Many corporations have added Professional Services (PS) to their businesses to drive greater customer intimacy and differentiation. But, how do ensure you’re maximizing the benefits? If you’re looking to unlock greater opportunity provided by your PS business, consider the following questions: What is the role of PS in your overall strategy: For most product-based companies, … Continue reading “Connecting Your Embedded PS Business to Your Strategy: Turning the Primary Revenue Gears to Drive Growth & Value”
Connecting Your Embedded PS Business to Your Strategy: Turning the Primary Revenue Gears to Drive Growth & Value
One of the first questions we get is “Where in our business would this apply?” It’s a good question – because in many corporations, multiple customer engagement models co-exist in support of various parts of the portfolio – and will continue to do so. To answer the question, it helps to think about the nature … Continue reading “Where Does Customer Intimacy Apply in Your Business?”
Linkages are pre-planned connections from one offering that pulls through the next offering. The connections are made by carefully pre-planned and executed sales activities. Of course in reality, linkages do not begin at the end of one project and end at the beginning of the next. Linkages are positioning activities that take place during the initial sales process and during projects. The positioning may not only be related to the next project in the Service Chain, but also can be made with regard to the entire Service Chain.
When developing Service Chains™ it is important to evaluate their business value and your ability to implement them in the market. At McMann & Ransford, we recommend tracking the following criteria to help foster customer intimacy:
Let’s take some time and discuss the power of ideas and their importance as the central component of a True Solutions™. Good ideas facilitate the road to true customer intimacy.
A solution is the embodiment of an idea – and how the idea can be realized. The idea is the kernel of the change in the relationship from pushing products and discussing business opportunities. Often conversations that are supposed to be about solutions are really about how to better use our products and get more bang for the buck in our relationship; these are valuable issues but not True Solutions™ discussions.
In the simplest sense, marketing has a direct role in market strategy, participation strategy, and enabling the success. Because of their unique role and perspective on the business, marketing owns or is heavily involved in the strategy of the business, and often drives the decision-making process of how to address commoditization issues.

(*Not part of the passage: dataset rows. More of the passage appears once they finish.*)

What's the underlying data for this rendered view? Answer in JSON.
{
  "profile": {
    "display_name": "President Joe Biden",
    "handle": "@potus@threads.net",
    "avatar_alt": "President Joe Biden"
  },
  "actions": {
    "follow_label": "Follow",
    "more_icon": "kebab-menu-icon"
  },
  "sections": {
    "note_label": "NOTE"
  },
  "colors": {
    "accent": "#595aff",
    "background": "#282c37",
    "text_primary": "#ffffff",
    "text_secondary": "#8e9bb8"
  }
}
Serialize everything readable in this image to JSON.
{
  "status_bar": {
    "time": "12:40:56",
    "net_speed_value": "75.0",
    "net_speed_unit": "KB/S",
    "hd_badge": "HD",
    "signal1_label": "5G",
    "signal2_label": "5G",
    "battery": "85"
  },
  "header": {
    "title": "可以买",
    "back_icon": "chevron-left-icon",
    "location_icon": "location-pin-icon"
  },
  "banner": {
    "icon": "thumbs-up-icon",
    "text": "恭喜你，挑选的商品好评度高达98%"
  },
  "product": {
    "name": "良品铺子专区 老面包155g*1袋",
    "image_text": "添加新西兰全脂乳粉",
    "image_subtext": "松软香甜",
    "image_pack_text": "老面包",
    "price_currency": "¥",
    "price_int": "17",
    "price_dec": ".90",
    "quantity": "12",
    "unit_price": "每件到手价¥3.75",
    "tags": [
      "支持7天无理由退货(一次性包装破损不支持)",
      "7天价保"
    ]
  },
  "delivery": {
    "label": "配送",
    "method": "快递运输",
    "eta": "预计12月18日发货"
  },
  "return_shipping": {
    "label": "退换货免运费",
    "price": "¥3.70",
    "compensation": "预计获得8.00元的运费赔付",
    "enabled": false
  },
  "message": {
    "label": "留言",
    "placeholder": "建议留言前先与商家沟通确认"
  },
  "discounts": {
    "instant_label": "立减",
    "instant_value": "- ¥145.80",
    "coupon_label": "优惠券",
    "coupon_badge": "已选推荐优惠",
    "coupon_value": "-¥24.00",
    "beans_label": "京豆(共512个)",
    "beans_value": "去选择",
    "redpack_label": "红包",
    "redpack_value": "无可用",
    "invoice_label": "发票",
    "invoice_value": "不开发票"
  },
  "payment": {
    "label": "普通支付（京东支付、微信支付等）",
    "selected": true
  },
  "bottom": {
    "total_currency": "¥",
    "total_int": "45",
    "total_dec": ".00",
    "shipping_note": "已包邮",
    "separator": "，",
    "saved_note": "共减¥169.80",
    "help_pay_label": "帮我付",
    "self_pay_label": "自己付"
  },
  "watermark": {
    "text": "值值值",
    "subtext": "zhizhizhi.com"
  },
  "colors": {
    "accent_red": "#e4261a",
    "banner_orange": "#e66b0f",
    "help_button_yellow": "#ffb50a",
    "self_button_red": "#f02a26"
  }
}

Typically in the Form phase of the Customer Intimacy Journey, you will develop the initial True Solutions™ sets and take them to market. Like product development, a framework and process exists to define, develop and take your Solutions to market in a deliberate and defined manner. This building block is key to your Intimacy Engine™ success, so it is important to recognize early on what is different about developing True Solutions™ compared to typical product development.
So what is different?
During the first stage of the Customer Intimacy Journey it is important to create and deliver solutions that have a visible impact with your clients.
As you know, terms like “solutions” and “customer intimacy” are overused in the management consulting industry, and I believe often mean too little. In this blog, we’ll try to distinguish our thoughts with not-so-clever use of the terms True Solutions™ and Intimacy Engine™. I want to talk about what True Solutions™ are and how it is crucial to the building of the Intimacy Engine™ business model.
Anything worth doing is, by definition, challenging and requires fortitude. How do you keep the organization focused and maintain the momentum?
Let’s keep in mind that companies have difficulty focusing for long periods of time and (like children) want immediate gratification. Therefore you and those who are like minded must be responsible for getting them on the journey and keeping them on the path.
We work with many new practices that include: people from our clients’ legacy businesses; consultants with vertical expertise that are recent hires; and other new hires that might sell solutions. While they each have been successful in their own careers and think they know how to build customer intimacy, in practice it is often a challenge to get the group to work together effectively.